[Task description] Go through the data and retrieve each line that includes the string "ГГГГ".
——————
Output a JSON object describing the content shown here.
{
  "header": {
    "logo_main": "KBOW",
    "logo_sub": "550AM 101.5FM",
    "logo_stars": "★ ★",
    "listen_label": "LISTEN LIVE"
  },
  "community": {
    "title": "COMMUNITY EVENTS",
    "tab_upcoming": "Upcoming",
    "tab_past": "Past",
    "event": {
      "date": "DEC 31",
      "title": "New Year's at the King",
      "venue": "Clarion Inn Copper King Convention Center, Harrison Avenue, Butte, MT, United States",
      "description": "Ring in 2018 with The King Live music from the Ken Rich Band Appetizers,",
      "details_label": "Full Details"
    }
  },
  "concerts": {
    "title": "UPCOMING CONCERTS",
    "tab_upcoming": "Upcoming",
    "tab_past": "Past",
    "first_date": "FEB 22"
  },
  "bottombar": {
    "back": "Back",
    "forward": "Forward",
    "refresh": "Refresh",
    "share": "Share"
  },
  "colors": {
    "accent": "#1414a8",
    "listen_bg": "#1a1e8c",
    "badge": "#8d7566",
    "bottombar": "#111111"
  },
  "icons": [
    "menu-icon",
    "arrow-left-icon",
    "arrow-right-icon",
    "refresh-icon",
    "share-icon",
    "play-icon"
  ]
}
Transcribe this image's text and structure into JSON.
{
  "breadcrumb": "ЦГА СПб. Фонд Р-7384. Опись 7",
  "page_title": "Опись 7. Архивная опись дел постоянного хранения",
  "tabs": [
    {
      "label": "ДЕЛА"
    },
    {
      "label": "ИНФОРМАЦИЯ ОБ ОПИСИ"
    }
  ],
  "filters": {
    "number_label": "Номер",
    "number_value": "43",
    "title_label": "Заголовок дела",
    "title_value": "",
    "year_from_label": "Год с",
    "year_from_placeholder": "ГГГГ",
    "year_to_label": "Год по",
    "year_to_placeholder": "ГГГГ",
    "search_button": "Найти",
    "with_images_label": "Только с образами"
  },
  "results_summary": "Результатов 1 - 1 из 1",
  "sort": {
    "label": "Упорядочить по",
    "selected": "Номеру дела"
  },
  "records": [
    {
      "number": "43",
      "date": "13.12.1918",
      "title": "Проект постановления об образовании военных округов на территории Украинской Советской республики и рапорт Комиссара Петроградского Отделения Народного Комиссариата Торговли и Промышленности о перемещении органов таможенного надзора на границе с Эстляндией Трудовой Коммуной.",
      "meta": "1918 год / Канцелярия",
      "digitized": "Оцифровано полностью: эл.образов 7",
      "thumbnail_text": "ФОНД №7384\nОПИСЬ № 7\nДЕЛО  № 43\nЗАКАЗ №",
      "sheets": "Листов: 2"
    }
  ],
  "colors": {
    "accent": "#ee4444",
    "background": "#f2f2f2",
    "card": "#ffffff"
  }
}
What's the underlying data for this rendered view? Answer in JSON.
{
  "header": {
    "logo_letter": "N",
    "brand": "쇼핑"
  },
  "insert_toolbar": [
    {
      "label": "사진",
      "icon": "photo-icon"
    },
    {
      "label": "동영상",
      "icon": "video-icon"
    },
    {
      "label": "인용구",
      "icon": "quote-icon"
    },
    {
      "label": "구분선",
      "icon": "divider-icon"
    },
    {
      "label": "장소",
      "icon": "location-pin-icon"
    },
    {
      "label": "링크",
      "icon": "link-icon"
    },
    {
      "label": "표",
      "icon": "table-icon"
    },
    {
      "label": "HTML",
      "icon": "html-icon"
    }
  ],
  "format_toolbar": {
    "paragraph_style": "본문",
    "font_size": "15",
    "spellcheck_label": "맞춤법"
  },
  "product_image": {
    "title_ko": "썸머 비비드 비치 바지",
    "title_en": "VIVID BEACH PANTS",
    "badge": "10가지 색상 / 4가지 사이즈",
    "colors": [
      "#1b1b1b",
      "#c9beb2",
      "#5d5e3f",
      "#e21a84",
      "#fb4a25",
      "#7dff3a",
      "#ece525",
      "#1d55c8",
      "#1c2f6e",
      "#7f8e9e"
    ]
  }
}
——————
[Task response]
    "year_from_placeholder": "ГГГГ",
    "year_to_placeholder": "ГГГГ",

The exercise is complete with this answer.